Pay transparency is the new buzzword that is creating discussion, and debate, in conference rooms across the country. And it means with communicating salary information employees are able, and encouraged, to talk about salaries openly.
The upside and the downside of this movement is apparent. And the media has obviously caught on as well—bargaining that the benefits don’t out weight the potential for mutiny in the hallways. In 2016, Harvard Business Review published a story, “The Case Against Pay Transparency.” Wall Street Journal, in 2017, followed with a piece titled, “The Downside of Full Transparency.”
Most of us don’t know how much our colleagues are paid, but perhaps by giving employees an open look into compensation policies resentment will be eased and understanding would be fostered.
However, the open communication about salaries is as likely to be demoralizing as it is motivating. So managers need to determine which side best suits their corporate culture and go at it with eyes wide open.
In 2017, Business Insider released a story, “Why Companies Have Open Salaries and Pay Transparency,” noting that more tech companies aren’t keeping salaries a secret anymore and apparently are seeing positive results. The story also pointed to the strategy behind openness at Whole Foods.
In 1986, John Mackey, CEO, began a path toward pay transparency, making compensation data available to all employees in the hopes of encouraging conversation among staff members and to promote positive competition within the company.
Mackey, and others at Whole Foods, believe the policy has created a “shared fate” among employees.
“If you’re trying to create a high-trust organization, an organization where people are all-for-one and one-for-all, you can’t have secrets,” said Mackey in his the 2014 book, “The Decoded Company: Know Your Talent Better Than You Know Your Customers.”
Further testimony to pay transparency comes from PayScale, the leader in compensation data and software. The company believes that salary transparency cultivates trust and, increasingly, employers understand that fair pay makes for good business.
According to Mike Metzger, President and CEO,
“Our goal is to educate organizations on the many ways PayScale can help companies shape and advance their own compensation brand. Whether leveraging our continually-improving data or people-centric products and tools, our aim is to transform compensation to help companies and individuals excel.”
A PayScale study of 70,000 U.S. employees found that two-thirds of people who are paid fairly, based on industry standards, believe they’re underpaid. About 60% of that two-thirds indicated that they are planning to look for a new job within six months.
Although somewhat surprising was that 82% of employees at lower paying businesses were satisfied with their work because of clear communication from leadership about why they were being paid less. The findings may suggest that if employees are informed, they feel valued, maybe indicating that the dollar figure isn’t as important as common thought suggests.
PayScale recommends these tips to help make compensation more transparent to employees:

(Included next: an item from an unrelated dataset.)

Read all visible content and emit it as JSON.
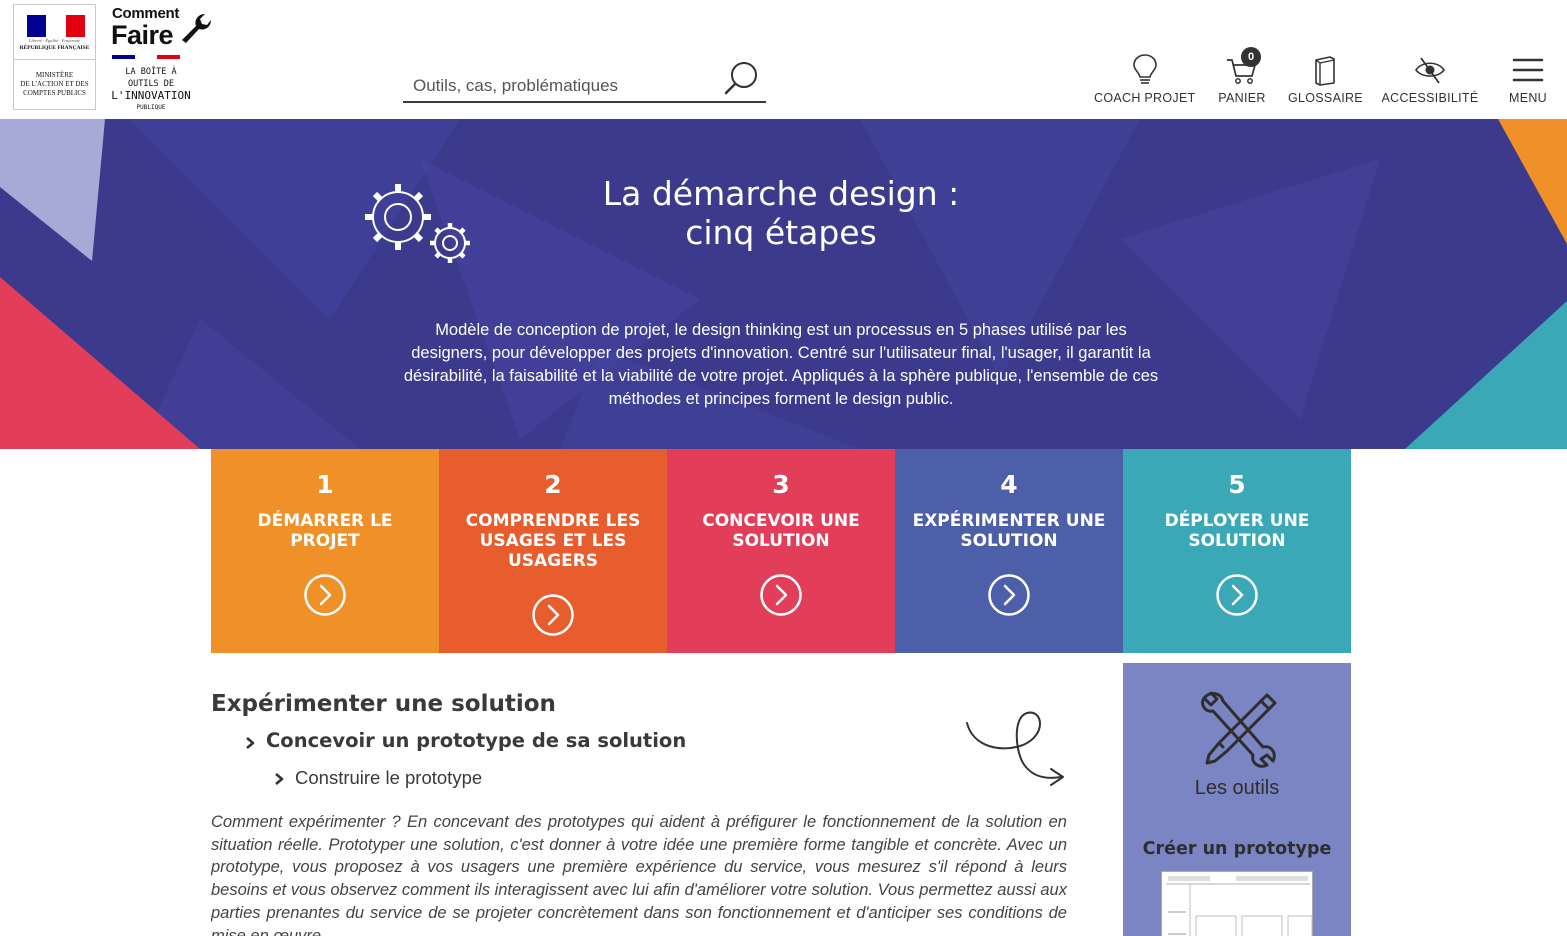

- Explain how positions are slotted into different pay grades
- Show employees how they can progress through the company’s pay ladder, which can function as an incentive to grow
- Convey and document the reasons for pay differences, such as levels of education and degrees of experience
- Explain the total package of benefits and compensation to which employees are entitled
- Make someone available to explain compensation and benefits as a way to ensure clarity
Maybe there is merit in this new management style. Thoughtful exploration of this new strategy is certainly worth discussion. And perhaps this is the management style of the future, giving up the secrets to enfranchise employees.